3. Periodic communication between the task and the interface for status reports (progress bars) and task stopping.

Starting the task and showing the results are straightforward and well documented in a tutorial for writing widgets. Periodic communication with stopping is harder: it is completely task-dependent and can be either trivial, hard, or even impossible. Periodic communication is, in principle, unessential for responsiveness, but if we do not implement it, we will be unable to stop the running task and progress bars would not work either.

Taking care of periodic communication was the hardest part of making the Neural Network widget responsive. It would have been easy, had we implemented neural networks ourselves. But we use the scikit-learn implementation, which does not expose an option to make additional function calls while fitting the network (we need to run code that communicates with the interface). We had to resort to a trick: we modified fitting so that a change to an attribute called n_iters_ called a function (see pull request). Not the cleanest solution, but it seems to work.

For now, only a few widgets work so that the interface remains responsive. We are still searching for the best way to make existing widgets behave nicely, but responsiveness is now one of our priorities.

Parallel Orange?

We attended a NIPS 2011 workshop on processing and learning from large scale data. Various presenters showed different tools and frameworks that can be used when developing algorithms suitable for dealing with large scale data, but none of them were written in Python and as such, not useful for Orange. We have been looking for a framework that would help us run code in parallel for some time, but so far with no luck.

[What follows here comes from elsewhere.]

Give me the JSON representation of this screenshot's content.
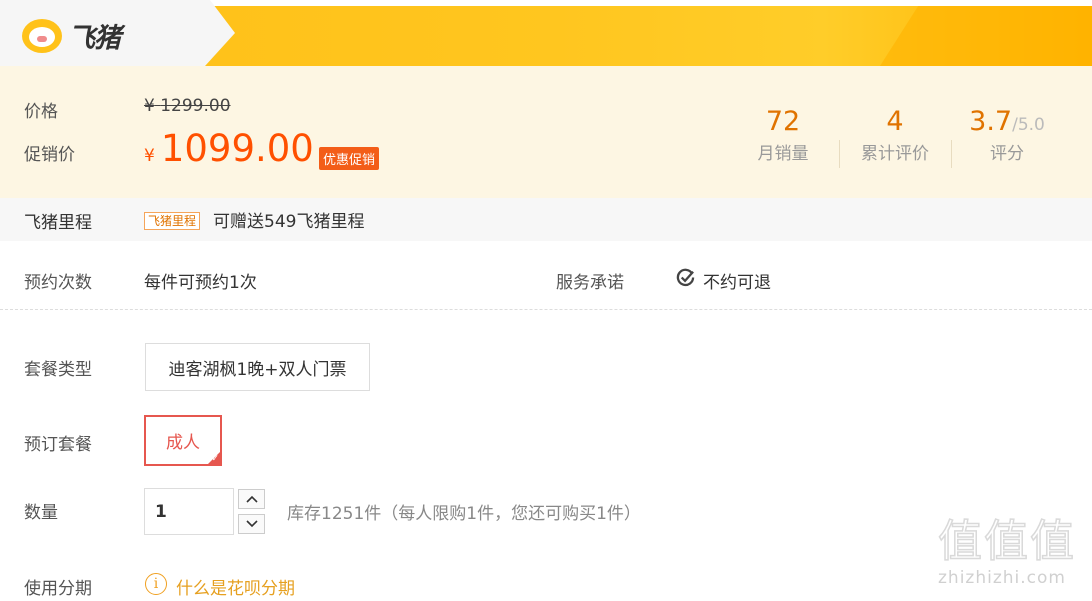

We would like to have a framework that is easy to use, can be used in C as well as in Python and supports multi-level map reduce (cross validation can be viewed as map reduce and random forest that is tested is another map-reduce). Prototypes we have created so far solve this problem by inspecting learners that are used in cross-validation and creating all “subtasks” at the same time. That results in really ugly code we don’t want to commit ;). If you know a framework that would suit our needs, want to implement support for parallel computation by yourself (we will apply to GSoC) or have an idea how to solve this problem, feel free to contact us ;).